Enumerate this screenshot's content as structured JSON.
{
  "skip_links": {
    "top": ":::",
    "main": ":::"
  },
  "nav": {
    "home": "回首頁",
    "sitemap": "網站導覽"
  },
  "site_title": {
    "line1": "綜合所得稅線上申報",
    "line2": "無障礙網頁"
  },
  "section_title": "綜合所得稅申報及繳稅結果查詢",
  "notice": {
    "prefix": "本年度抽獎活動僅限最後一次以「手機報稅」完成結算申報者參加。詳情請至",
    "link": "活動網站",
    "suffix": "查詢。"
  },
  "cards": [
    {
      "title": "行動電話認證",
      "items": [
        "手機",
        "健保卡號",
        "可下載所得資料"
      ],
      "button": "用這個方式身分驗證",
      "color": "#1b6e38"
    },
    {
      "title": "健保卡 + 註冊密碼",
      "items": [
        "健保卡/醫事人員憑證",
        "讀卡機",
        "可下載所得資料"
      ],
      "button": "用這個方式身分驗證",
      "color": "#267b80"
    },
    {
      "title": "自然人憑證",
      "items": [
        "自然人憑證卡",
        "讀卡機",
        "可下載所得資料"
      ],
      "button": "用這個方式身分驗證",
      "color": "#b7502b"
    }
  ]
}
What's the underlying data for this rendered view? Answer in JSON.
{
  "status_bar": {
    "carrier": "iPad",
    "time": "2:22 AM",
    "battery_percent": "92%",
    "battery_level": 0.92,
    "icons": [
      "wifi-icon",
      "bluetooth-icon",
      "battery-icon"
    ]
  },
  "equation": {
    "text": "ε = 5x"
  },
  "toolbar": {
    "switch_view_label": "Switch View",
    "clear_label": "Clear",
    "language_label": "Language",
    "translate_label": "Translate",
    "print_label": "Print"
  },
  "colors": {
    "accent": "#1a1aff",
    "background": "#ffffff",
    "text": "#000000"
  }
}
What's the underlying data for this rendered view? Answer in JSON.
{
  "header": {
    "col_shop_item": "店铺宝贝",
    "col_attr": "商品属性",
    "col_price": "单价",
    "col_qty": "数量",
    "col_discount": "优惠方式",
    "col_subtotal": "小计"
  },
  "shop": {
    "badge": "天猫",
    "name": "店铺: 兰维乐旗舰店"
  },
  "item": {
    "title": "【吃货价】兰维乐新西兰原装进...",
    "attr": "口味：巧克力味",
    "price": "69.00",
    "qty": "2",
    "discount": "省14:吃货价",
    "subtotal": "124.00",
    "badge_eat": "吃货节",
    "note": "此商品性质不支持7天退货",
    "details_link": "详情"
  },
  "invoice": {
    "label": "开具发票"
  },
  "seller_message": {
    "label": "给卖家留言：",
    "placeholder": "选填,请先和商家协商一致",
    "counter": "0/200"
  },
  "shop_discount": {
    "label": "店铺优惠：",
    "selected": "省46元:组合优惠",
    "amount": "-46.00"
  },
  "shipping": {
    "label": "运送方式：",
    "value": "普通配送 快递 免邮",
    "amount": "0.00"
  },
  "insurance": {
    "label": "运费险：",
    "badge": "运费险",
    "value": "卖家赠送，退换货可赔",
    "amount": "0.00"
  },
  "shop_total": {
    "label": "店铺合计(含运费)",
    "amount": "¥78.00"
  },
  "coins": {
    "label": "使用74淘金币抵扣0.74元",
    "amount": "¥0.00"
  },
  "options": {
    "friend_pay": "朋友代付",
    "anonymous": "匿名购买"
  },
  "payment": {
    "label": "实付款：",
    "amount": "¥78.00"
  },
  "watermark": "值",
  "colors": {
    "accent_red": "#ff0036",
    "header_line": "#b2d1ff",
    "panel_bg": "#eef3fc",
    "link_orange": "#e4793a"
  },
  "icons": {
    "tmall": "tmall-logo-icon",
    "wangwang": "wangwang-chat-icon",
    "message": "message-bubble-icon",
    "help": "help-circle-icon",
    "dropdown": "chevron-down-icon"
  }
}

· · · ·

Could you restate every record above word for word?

▸ Answer to this task
Enumerate this screenshot's content as structured JSON.
{
  "skip_links": {
    "top": ":::",
    "main": ":::"
  },
  "nav": {
    "home": "回首頁",
    "sitemap": "網站導覽"
  },
  "site_title": {
    "line1": "綜合所得稅線上申報",
    "line2": "無障礙網頁"
  },
  "section_title": "綜合所得稅申報及繳稅結果查詢",
  "notice": {
    "prefix": "本年度抽獎活動僅限最後一次以「手機報稅」完成結算申報者參加。詳情請至",
    "link": "活動網站",
    "suffix": "查詢。"
  },
  "cards": [
    {
      "title": "行動電話認證",
      "items": [
        "手機",
        "健保卡號",
        "可下載所得資料"
      ],
      "button": "用這個方式身分驗證",
      "color": "#1b6e38"
    },
    {
      "title": "健保卡 + 註冊密碼",
      "items": [
        "健保卡/醫事人員憑證",
        "讀卡機",
        "可下載所得資料"
      ],
      "button": "用這個方式身分驗證",
      "color": "#267b80"
    },
    {
      "title": "自然人憑證",
      "items": [
        "自然人憑證卡",
        "讀卡機",
        "可下載所得資料"
      ],
      "button": "用這個方式身分驗證",
      "color": "#b7502b"
    }
  ]
}
What's the underlying data for this rendered view? Answer in JSON.
{
  "status_bar": {
    "carrier": "iPad",
    "time": "2:22 AM",
    "battery_percent": "92%",
    "battery_level": 0.92,
    "icons": [
      "wifi-icon",
      "bluetooth-icon",
      "battery-icon"
    ]
  },
  "equation": {
    "text": "ε = 5x"
  },
  "toolbar": {
    "switch_view_label": "Switch View",
    "clear_label": "Clear",
    "language_label": "Language",
    "translate_label": "Translate",
    "print_label": "Print"
  },
  "colors": {
    "accent": "#1a1aff",
    "background": "#ffffff",
    "text": "#000000"
  }
}
What's the underlying data for this rendered view? Answer in JSON.
{
  "header": {
    "col_shop_item": "店铺宝贝",
    "col_attr": "商品属性",
    "col_price": "单价",
    "col_qty": "数量",
    "col_discount": "优惠方式",
    "col_subtotal": "小计"
  },
  "shop": {
    "badge": "天猫",
    "name": "店铺: 兰维乐旗舰店"
  },
  "item": {
    "title": "【吃货价】兰维乐新西兰原装进...",
    "attr": "口味：巧克力味",
    "price": "69.00",
    "qty": "2",
    "discount": "省14:吃货价",
    "subtotal": "124.00",
    "badge_eat": "吃货节",
    "note": "此商品性质不支持7天退货",
    "details_link": "详情"
  },
  "invoice": {
    "label": "开具发票"
  },
  "seller_message": {
    "label": "给卖家留言：",
    "placeholder": "选填,请先和商家协商一致",
    "counter": "0/200"
  },
  "shop_discount": {
    "label": "店铺优惠：",
    "selected": "省46元:组合优惠",
    "amount": "-46.00"
  },
  "shipping": {
    "label": "运送方式：",
    "value": "普通配送 快递 免邮",
    "amount": "0.00"
  },
  "insurance": {
    "label": "运费险：",
    "badge": "运费险",
    "value": "卖家赠送，退换货可赔",
    "amount": "0.00"
  },
  "shop_total": {
    "label": "店铺合计(含运费)",
    "amount": "¥78.00"
  },
  "coins": {
    "label": "使用74淘金币抵扣0.74元",
    "amount": "¥0.00"
  },
  "options": {
    "friend_pay": "朋友代付",
    "anonymous": "匿名购买"
  },
  "payment": {
    "label": "实付款：",
    "amount": "¥78.00"
  },
  "watermark": "值",
  "colors": {
    "accent_red": "#ff0036",
    "header_line": "#b2d1ff",
    "panel_bg": "#eef3fc",
    "link_orange": "#e4793a"
  },
  "icons": {
    "tmall": "tmall-logo-icon",
    "wangwang": "wangwang-chat-icon",
    "message": "message-bubble-icon",
    "help": "help-circle-icon",
    "dropdown": "chevron-down-icon"
  }
}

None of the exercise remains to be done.